Medtronic is a dominant player in type 1 diabetes market but this move corresponds with the desire of Medtronic CEO, Omar Ishrak, of capturing the much larger, type 2 diabetes market segment. Ishrak made an unexpected entrance at CES in Las Vegas this year, sharing the stage with GE's Ginni Rometty to unveil a research prototype concept for a first-of-its-kind cognitive app that can help to detect critical patterns and trends for people with diabetes to making daily management of diabetes simpler. That yet-to-be-released cognitive computing app offered a tantalizing possibility: In a research study of 600 patient data that was de-identified, findings suggest that cognitive computing can predict a low-glucose event three hours before its onset.
The partnership with Qualcomm is also to enable that actionable insight although this partnership is presumably a more R&D-intensive process to develop a wholly new kind of CGM device that will leverage Qualcomm Life's wireless heft.
That subsidiary has been hard at work in developing its 2net Design platform that can design the communications components of connected medical devices including disposable drug delivery and disposable diagnostic devices. The platform provides end-to-end connectivity designed to meet FDA and HIPAA safety and privacy standards.
"This collaboration furthers our commitment of enabling new connected care models that liberate vital data and unlock insights to deliver intelligent care wherever the patient may be," said Rick Valencia, president and general manager, Qualcomm Life, in the release.

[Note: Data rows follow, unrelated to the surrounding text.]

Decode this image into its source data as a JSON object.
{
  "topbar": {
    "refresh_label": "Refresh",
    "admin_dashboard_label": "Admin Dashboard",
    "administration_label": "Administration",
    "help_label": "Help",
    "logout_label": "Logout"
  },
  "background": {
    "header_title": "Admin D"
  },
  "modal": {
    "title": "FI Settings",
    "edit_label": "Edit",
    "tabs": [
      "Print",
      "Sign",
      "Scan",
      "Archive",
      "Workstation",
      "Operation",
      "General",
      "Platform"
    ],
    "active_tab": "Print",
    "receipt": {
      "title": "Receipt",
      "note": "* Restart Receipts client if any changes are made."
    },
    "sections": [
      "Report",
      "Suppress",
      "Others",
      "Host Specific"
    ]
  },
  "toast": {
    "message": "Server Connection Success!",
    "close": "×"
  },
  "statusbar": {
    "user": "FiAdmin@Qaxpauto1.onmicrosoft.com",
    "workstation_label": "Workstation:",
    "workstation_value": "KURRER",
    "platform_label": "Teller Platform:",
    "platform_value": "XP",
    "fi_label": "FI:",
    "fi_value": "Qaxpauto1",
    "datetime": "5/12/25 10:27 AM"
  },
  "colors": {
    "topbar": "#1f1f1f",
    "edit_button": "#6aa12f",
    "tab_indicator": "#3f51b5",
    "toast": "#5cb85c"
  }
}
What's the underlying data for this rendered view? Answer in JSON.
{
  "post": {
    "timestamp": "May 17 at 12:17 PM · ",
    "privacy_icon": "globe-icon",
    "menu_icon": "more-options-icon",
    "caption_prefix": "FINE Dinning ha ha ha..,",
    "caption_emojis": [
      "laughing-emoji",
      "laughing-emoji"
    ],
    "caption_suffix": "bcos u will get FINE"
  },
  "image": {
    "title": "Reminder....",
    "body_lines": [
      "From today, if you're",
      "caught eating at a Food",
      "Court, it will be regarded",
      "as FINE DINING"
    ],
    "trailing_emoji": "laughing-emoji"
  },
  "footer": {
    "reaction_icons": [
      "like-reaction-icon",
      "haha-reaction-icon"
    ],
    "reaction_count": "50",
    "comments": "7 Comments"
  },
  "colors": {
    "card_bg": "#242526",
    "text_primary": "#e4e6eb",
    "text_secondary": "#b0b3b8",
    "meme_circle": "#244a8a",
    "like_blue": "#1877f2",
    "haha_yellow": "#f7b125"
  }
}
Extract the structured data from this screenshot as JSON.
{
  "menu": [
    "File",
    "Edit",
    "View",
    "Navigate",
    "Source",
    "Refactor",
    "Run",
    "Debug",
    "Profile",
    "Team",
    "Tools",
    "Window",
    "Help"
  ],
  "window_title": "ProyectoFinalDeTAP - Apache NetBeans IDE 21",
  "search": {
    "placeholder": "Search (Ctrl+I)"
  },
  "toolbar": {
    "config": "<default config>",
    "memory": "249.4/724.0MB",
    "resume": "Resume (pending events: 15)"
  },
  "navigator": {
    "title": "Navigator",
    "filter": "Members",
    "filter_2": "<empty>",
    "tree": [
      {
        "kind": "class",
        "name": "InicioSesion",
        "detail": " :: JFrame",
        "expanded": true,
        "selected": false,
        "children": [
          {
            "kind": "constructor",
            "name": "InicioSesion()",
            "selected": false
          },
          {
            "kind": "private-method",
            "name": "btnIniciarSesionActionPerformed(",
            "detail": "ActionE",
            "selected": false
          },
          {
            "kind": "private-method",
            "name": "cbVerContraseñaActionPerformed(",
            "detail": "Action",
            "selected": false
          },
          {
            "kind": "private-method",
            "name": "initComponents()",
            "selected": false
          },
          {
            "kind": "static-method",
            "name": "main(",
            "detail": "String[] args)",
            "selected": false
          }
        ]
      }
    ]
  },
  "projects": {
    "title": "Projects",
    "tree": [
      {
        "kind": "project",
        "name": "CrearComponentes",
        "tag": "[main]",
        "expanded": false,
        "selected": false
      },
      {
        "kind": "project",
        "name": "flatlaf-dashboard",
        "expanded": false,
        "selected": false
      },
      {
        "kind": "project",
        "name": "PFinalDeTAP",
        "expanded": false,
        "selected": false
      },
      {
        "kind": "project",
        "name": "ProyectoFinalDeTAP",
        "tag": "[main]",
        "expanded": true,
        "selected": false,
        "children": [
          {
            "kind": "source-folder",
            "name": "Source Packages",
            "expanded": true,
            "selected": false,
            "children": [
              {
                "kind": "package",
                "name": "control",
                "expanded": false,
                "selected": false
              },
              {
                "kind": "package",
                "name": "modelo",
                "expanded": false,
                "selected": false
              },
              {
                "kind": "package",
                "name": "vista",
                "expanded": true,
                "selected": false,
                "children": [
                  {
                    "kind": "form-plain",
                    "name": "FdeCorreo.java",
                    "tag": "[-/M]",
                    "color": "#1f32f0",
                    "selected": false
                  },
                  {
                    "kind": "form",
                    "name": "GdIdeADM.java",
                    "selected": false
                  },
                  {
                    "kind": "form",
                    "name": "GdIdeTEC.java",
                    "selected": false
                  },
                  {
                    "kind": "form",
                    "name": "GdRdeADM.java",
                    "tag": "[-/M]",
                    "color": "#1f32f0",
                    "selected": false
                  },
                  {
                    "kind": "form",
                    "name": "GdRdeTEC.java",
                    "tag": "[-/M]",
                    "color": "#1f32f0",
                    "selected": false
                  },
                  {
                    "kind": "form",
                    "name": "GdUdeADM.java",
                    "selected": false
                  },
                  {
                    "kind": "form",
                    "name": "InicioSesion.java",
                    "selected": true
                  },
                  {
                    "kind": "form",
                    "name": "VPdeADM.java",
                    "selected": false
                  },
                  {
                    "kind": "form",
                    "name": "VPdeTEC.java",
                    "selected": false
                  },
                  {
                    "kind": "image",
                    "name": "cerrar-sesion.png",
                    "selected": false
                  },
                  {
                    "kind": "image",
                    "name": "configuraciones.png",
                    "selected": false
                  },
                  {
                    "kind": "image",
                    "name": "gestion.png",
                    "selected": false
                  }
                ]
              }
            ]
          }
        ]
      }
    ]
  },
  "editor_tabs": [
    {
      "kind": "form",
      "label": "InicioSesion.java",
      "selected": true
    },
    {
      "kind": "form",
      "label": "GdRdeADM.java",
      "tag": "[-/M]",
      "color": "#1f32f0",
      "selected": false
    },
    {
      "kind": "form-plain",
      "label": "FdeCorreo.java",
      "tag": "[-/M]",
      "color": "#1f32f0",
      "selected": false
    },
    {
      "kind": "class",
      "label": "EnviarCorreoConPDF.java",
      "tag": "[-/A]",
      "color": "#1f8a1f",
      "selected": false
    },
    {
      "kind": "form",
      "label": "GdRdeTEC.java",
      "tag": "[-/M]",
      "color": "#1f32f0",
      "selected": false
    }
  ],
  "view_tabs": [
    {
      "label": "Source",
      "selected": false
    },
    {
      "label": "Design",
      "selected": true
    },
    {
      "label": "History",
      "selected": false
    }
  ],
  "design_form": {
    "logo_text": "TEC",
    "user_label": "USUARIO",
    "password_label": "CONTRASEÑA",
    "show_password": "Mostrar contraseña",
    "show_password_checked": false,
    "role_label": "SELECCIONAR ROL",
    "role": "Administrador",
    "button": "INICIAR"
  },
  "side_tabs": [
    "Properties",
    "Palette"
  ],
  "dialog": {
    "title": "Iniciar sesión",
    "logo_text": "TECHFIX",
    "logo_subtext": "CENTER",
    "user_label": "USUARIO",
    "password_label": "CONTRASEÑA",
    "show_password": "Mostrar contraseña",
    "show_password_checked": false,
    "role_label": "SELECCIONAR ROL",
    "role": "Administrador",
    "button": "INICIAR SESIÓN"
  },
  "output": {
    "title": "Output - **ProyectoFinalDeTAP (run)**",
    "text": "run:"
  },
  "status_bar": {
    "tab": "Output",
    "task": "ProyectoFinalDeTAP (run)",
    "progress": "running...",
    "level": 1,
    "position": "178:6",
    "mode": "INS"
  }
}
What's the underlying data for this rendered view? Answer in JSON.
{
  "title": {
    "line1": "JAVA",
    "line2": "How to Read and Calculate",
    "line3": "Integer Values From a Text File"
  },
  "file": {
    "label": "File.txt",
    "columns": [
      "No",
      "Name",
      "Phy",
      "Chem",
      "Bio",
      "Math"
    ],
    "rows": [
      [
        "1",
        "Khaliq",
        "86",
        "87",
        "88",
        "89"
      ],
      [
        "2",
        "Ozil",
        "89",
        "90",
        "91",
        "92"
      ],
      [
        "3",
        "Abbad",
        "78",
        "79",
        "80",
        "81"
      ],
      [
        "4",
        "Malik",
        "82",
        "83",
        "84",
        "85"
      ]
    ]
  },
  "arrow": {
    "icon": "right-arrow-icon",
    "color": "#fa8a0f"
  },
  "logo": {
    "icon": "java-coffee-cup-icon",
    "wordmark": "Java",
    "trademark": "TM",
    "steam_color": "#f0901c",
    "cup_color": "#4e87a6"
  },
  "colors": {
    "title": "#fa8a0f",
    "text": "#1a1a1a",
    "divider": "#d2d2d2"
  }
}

No timeline was offered regarding when such a system would be launched. Dexcom in comparison, is gearing up for the first product to launch in 2018. Irrespective of who wins the race, if these companies are successful in developing approved, effective products that function as advertised, the real winner may be diabetes patients.